- My mental game. I’ve been struggling with this a lot more this cycle than in previous ones. Some of it has to do with the fact that I haven’t had a long-run workout go exactly to plan this cycle and have had to adjust all of them for hot and humid conditions. When I trained for CIM in 2019 I was hitting peak weeks in October and November because the race was in December and I had forgotten how much nicer that made the workouts and long runs! Another piece of the mental side of things has to do with not racing much during the pandemic and getting a little rusty on mental toughness. It’s like a muscle – if you don’t exercise mental toughness, it becomes weaker and weaker over time. Last year I focused mostly on running for endurance and maintaining a good base. This spring I tried racing a half and the course marshals turned us the wrong way around mile 4, I regrouped and tried to race a week later into 40 mph wind gusts which obviously didn’t go great, so I never got to really race. I try to remember that I ran a 3:14 solo marathon self-supported last Halloween as a workout (3 miles off, 2 miles on) and that helps remind me how tough I can be, but I’m still getting back into this whole racing for real thing again and it’s hard. As I’ve told several of my athletes lately, the life stress also adds up and certainly plays a role in our mental toughness, too. It’s been a hard 18 months for all of us and we shouldn’t forget that it can have an effect on our running.

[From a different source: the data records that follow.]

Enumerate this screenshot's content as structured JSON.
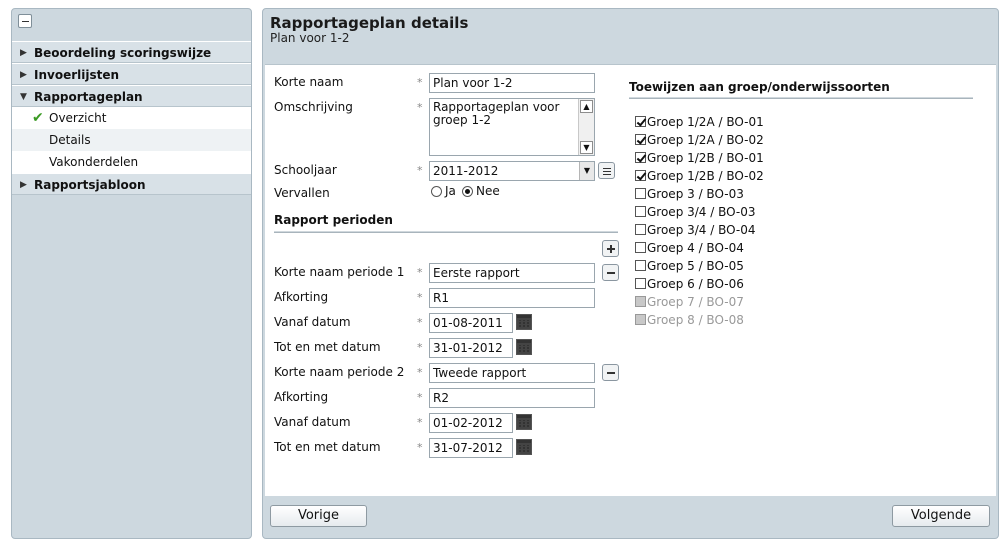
{
  "sidebar": {
    "items": [
      {
        "label": "Beoordeling scoringswijze"
      },
      {
        "label": "Invoerlijsten"
      },
      {
        "label": "Rapportageplan"
      },
      {
        "label": "Rapportsjabloon"
      }
    ],
    "subitems": [
      {
        "label": "Overzicht"
      },
      {
        "label": "Details"
      },
      {
        "label": "Vakonderdelen"
      }
    ]
  },
  "header": {
    "title": "Rapportageplan details",
    "subtitle": "Plan voor 1-2"
  },
  "form": {
    "korte_naam_label": "Korte naam",
    "korte_naam_value": "Plan voor 1-2",
    "omschrijving_label": "Omschrijving",
    "omschrijving_line1": "Rapportageplan voor",
    "omschrijving_line2": "groep 1-2",
    "schooljaar_label": "Schooljaar",
    "schooljaar_value": "2011-2012",
    "vervallen_label": "Vervallen",
    "ja_label": "Ja",
    "nee_label": "Nee",
    "required_mark": "*"
  },
  "periods": {
    "section_title": "Rapport perioden",
    "list": [
      {
        "name_label": "Korte naam periode 1",
        "name": "Eerste rapport",
        "afk_label": "Afkorting",
        "afk": "R1",
        "from_label": "Vanaf datum",
        "from": "01-08-2011",
        "to_label": "Tot en met datum",
        "to": "31-01-2012"
      },
      {
        "name_label": "Korte naam periode 2",
        "name": "Tweede rapport",
        "afk_label": "Afkorting",
        "afk": "R2",
        "from_label": "Vanaf datum",
        "from": "01-02-2012",
        "to_label": "Tot en met datum",
        "to": "31-07-2012"
      }
    ]
  },
  "groups": {
    "title": "Toewijzen aan groep/onderwijssoorten",
    "items": [
      {
        "label": "Groep 1/2A / BO-01",
        "checked": true,
        "disabled": false
      },
      {
        "label": "Groep 1/2A / BO-02",
        "checked": true,
        "disabled": false
      },
      {
        "label": "Groep 1/2B / BO-01",
        "checked": true,
        "disabled": false
      },
      {
        "label": "Groep 1/2B / BO-02",
        "checked": true,
        "disabled": false
      },
      {
        "label": "Groep 3 / BO-03",
        "checked": false,
        "disabled": false
      },
      {
        "label": "Groep 3/4 / BO-03",
        "checked": false,
        "disabled": false
      },
      {
        "label": "Groep 3/4 / BO-04",
        "checked": false,
        "disabled": false
      },
      {
        "label": "Groep 4 / BO-04",
        "checked": false,
        "disabled": false
      },
      {
        "label": "Groep 5 / BO-05",
        "checked": false,
        "disabled": false
      },
      {
        "label": "Groep 6 / BO-06",
        "checked": false,
        "disabled": false
      },
      {
        "label": "Groep 7 / BO-07",
        "checked": false,
        "disabled": true
      },
      {
        "label": "Groep 8 / BO-08",
        "checked": false,
        "disabled": true
      }
    ]
  },
  "footer": {
    "prev_label": "Vorige",
    "next_label": "Volgende"
  }
}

Overall I’m really proud of this effort. While it wasn’t the dream “return-to-racing” day that we’ve all been envisioning after a long pandemic, it was the first time in a long time I’ve seen a glimmer of my old self who was more confident in her racing and herself. I am the strongest athlete I’ve ever been – all the work in the gym has paid off for sure – and now I just need to get my mind on board with the rest of my body for New York. I recovered the fastest I ever have from this half; the race was Sunday and I was a little sore and stiff Monday but by Tuesday all soreness was gone and by Wednesday it was like I hadn’t just run a half marathon and I attribute most of this to smart training and all the lifting but I’d be remiss if I didn’t mention the fact that these carbon-plated shoes really help save the legs from as much pounding as a daily trainer. (More on that in a future post.) I am excited to race a major marathon again for the first time since Boston in April 2019 and ready to take chance on myself and see what I’m capable of! I know I haven’t peaked yet in the marathon and that there’s lots of runway ahead, but I’m truly enjoying the journey and the process along the way.